The rally in the price of iron ore continued on Thursday with the Northern China benchmark import price advancing to a four-and-a-half month high.
The steelmaking raw material exchanged hands for $51.70 a tonne on Thursday according to data supplied by The Steel Index. Iron ore is now up 20.5% since the start of the year, surprising many in the industry who have consistently been calling it lower.
Supply disruptions in Australia due to bad weather and restocking following the Chinese lunar new year buoyed the market and helped iron ore outperform steel prices by a wide margin in February.
Beijing’s plans to stimulate the slowing economy including a cash injection by the People’s Bank and a joint statement by nine ministries recognizing the industrial sector as key to restoring investment confidence have also improved sentiment.
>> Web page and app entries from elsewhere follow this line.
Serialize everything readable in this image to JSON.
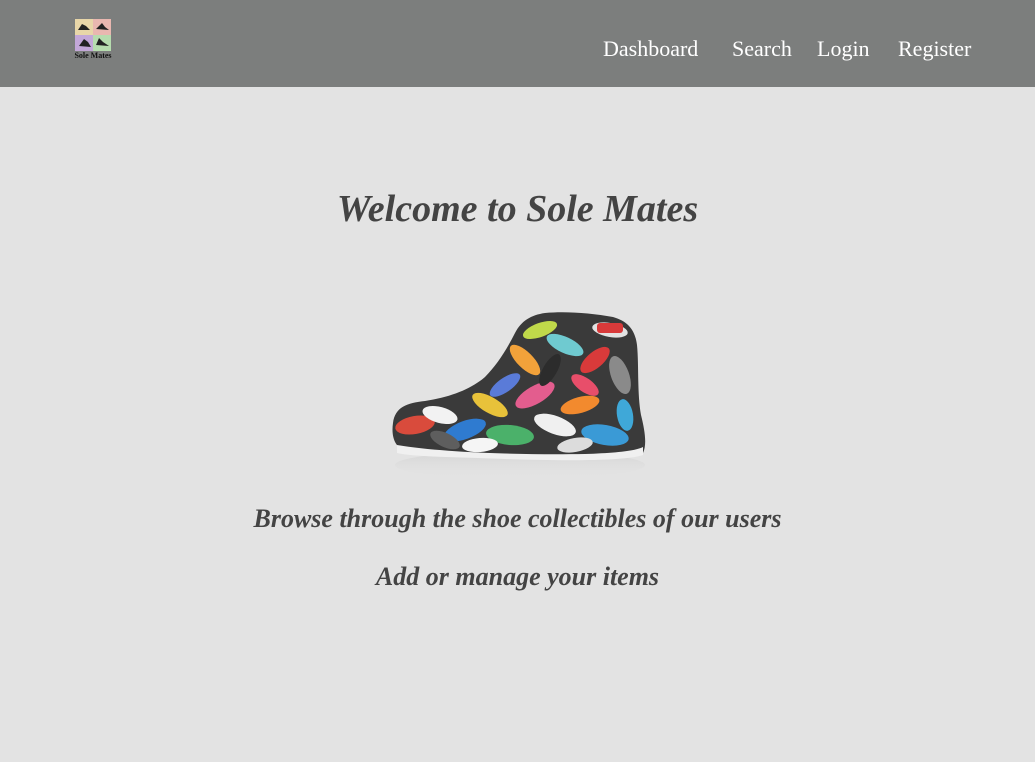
{
  "header": {
    "logo_text": "Sole Mates",
    "nav": {
      "dashboard": "Dashboard",
      "search": "Search",
      "login": "Login",
      "register": "Register"
    }
  },
  "main": {
    "title": "Welcome to Sole Mates",
    "hero_image": "sneaker-collage",
    "lines": [
      "Browse through the shoe collectibles of our users",
      "Add or manage your items"
    ]
  },
  "colors": {
    "navbar": "#7c7e7d",
    "background": "#e3e3e3",
    "text": "#444444",
    "nav_text": "#ffffff"
  }
}
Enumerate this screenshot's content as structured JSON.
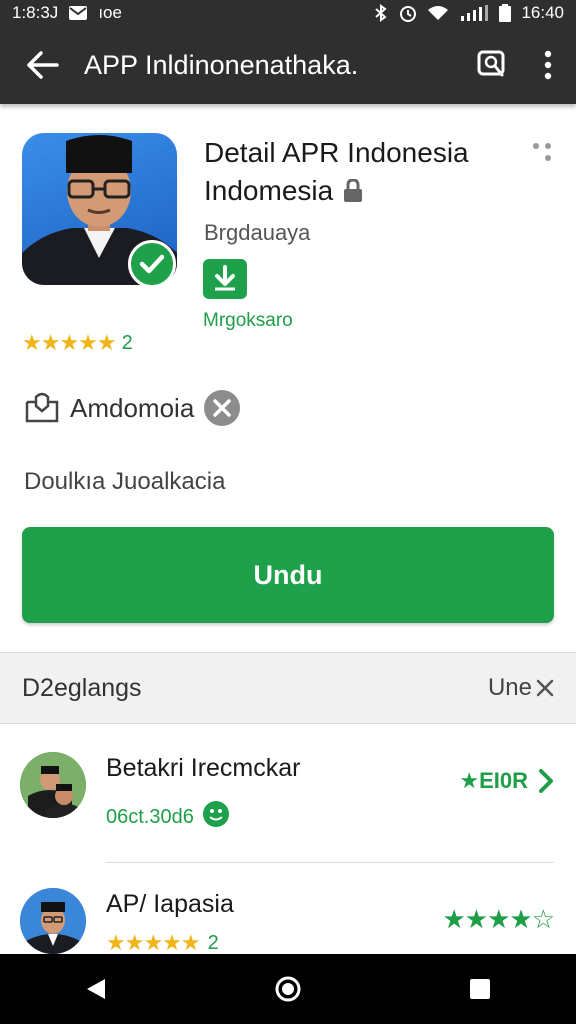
{
  "status_bar": {
    "time_left": "1:8:3J",
    "carrier": "ıoe",
    "time_right": "16:40"
  },
  "toolbar": {
    "title": "APP Inldinonenathaka."
  },
  "app": {
    "title_line1": "Detail APR Indonesia",
    "title_line2": "Indomesia",
    "developer": "Brgdauaya",
    "download_label": "Mrgoksaro",
    "rating_stars": "★★★★★",
    "rating_count": "2",
    "tag_label": "Amdomoia",
    "description": "Doulkıa Juoalkacia",
    "install_label": "Undu"
  },
  "section": {
    "title": "D2eglangs",
    "action_label": "Une"
  },
  "list": [
    {
      "title": "Betakri Irecmckar",
      "subtitle": "06ct.30d6",
      "right_label": "★EI0R"
    },
    {
      "title": "AP/ Iapasia",
      "subtitle_stars": "★★★★★",
      "subtitle_count": "2",
      "right_stars": "★★★★☆"
    }
  ],
  "colors": {
    "accent": "#1ea14a",
    "toolbar": "#2f2f2f",
    "star": "#f1b51c"
  }
}
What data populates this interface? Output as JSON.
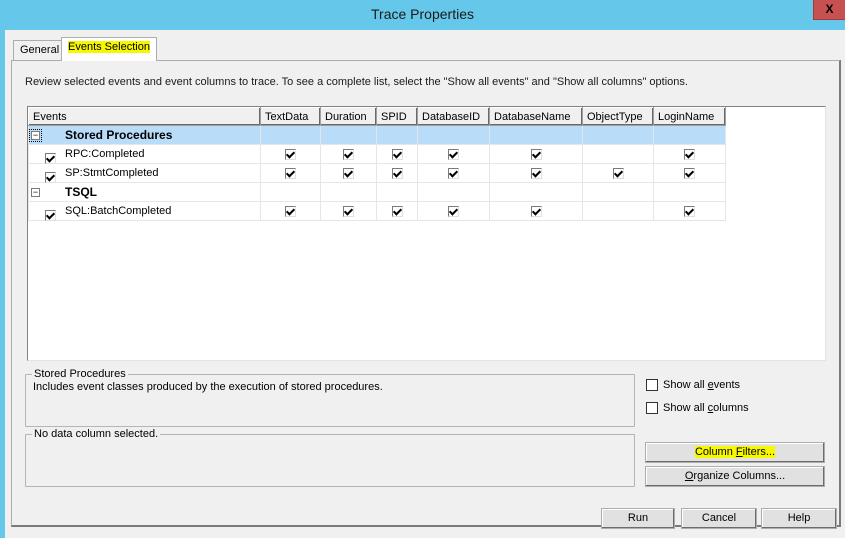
{
  "window": {
    "title": "Trace Properties",
    "close_label": "X"
  },
  "tabs": [
    {
      "label": "General",
      "active": false
    },
    {
      "label": "Events Selection",
      "active": true,
      "highlighted": true
    }
  ],
  "instructions": "Review selected events and event columns to trace. To see a complete list, select the \"Show all events\" and \"Show all columns\" options.",
  "grid": {
    "columns": [
      "Events",
      "TextData",
      "Duration",
      "SPID",
      "DatabaseID",
      "DatabaseName",
      "ObjectType",
      "LoginName"
    ],
    "categories": [
      {
        "name": "Stored Procedures",
        "expander": "−",
        "selected": true,
        "events": [
          {
            "name": "RPC:Completed",
            "checked": true,
            "columns": [
              true,
              true,
              true,
              true,
              true,
              false,
              true
            ]
          },
          {
            "name": "SP:StmtCompleted",
            "checked": true,
            "columns": [
              true,
              true,
              true,
              true,
              true,
              true,
              true
            ]
          }
        ]
      },
      {
        "name": "TSQL",
        "expander": "−",
        "selected": false,
        "events": [
          {
            "name": "SQL:BatchCompleted",
            "checked": true,
            "columns": [
              true,
              true,
              true,
              true,
              true,
              false,
              true
            ]
          }
        ]
      }
    ]
  },
  "description_box": {
    "title": "Stored Procedures",
    "text": "Includes event classes produced by the execution of stored procedures."
  },
  "column_box": {
    "title": "No data column selected."
  },
  "options": {
    "show_all_events": {
      "pre": "Show all ",
      "accel": "e",
      "post": "vents",
      "checked": false
    },
    "show_all_columns": {
      "pre": "Show all ",
      "accel": "c",
      "post": "olumns",
      "checked": false
    }
  },
  "buttons": {
    "column_filters": {
      "pre": "Column ",
      "accel": "F",
      "post": "ilters...",
      "highlighted": true
    },
    "organize_columns": {
      "pre": "",
      "accel": "O",
      "post": "rganize Columns..."
    },
    "run": "Run",
    "cancel": "Cancel",
    "help": "Help"
  },
  "colors": {
    "titlebar": "#65c8ea",
    "close_button": "#c75050",
    "selected_row": "#b9dcf8",
    "highlight": "#f7f700"
  }
}
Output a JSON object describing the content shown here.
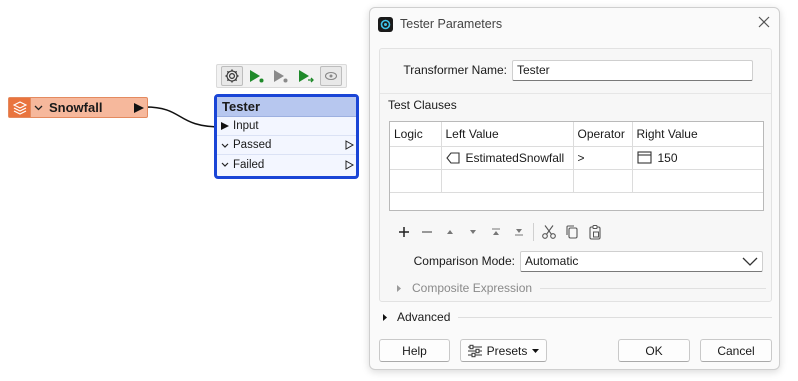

All eyes are now on the National People’s Congress where Chinese leaders will set economic policies for the next 12 months.
Iron ore is dependent on the health of the world’s second largest economy more than any other commodity. China last year consumed nearly three-quarters of the seaborne iron ore supply with imports reaching a record 952 million tonnes. January’s 82.2 million tonnes represented a 4.6% jump over 2015.
However, analysts are skeptical about the longevity of iron ore’s rally and point to the fact that Chinese steel production (nearly half the global total) is set to decline further in 2016 after last year brought to halt three decades of unbroken growth. January’s output of crude steel was 7.8% lower than the year before.
An announcement earlier this week that that 1.3 million coal and 500,000 steel workers will be “re-assigned” as part of the government’s ongoing efforts to reduce industrial overcapacity is telling and it comes after fresh anti-dumping duties on Chinese steel imposed by the US and Europe.
The bearish view is also supported by disappointing PMI-figures in February indicating worsening conditions in the country’s manufacturing sector, increasing stockpiles of ore at ports which last week climbed to above 95m tonnes to the highest levels since May, and little appetite among the big four producers to cut supply.